*Exercise objective:* Copy out all lines of the material below in which "icon" occurs.

*Data to examine:*

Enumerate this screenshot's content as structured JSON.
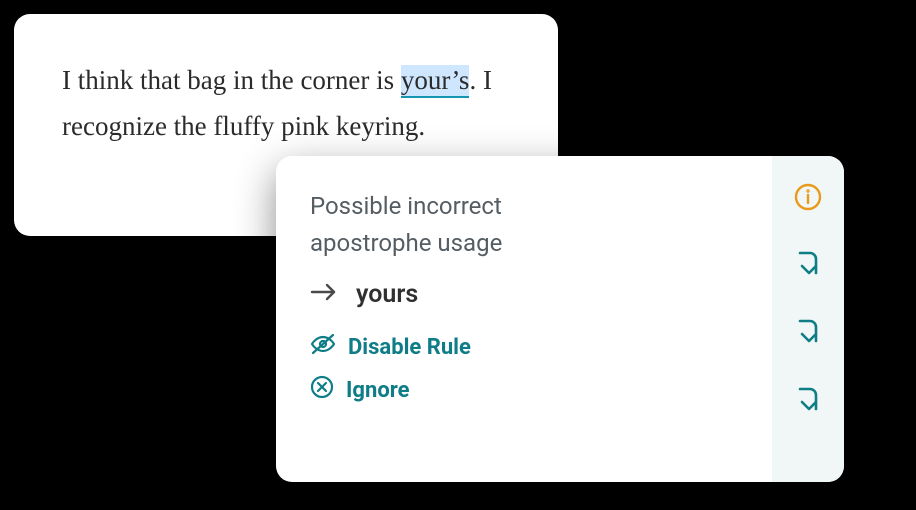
{
  "text_card": {
    "before_highlight": "I think that bag in the corner is ",
    "highlighted_word": "your’s",
    "after_highlight": ". I recognize the fluffy pink keyring."
  },
  "popover": {
    "title": "Possible incorrect apostrophe usage",
    "suggestion": "yours",
    "actions": {
      "disable_rule": "Disable Rule",
      "ignore": "Ignore"
    }
  },
  "rail": {
    "info_icon": "info-icon",
    "nav_icon": "arrow-down-right-icon"
  }
}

*Answer area:*
    "info_icon": "info-icon",
    "nav_icon": "arrow-down-right-icon"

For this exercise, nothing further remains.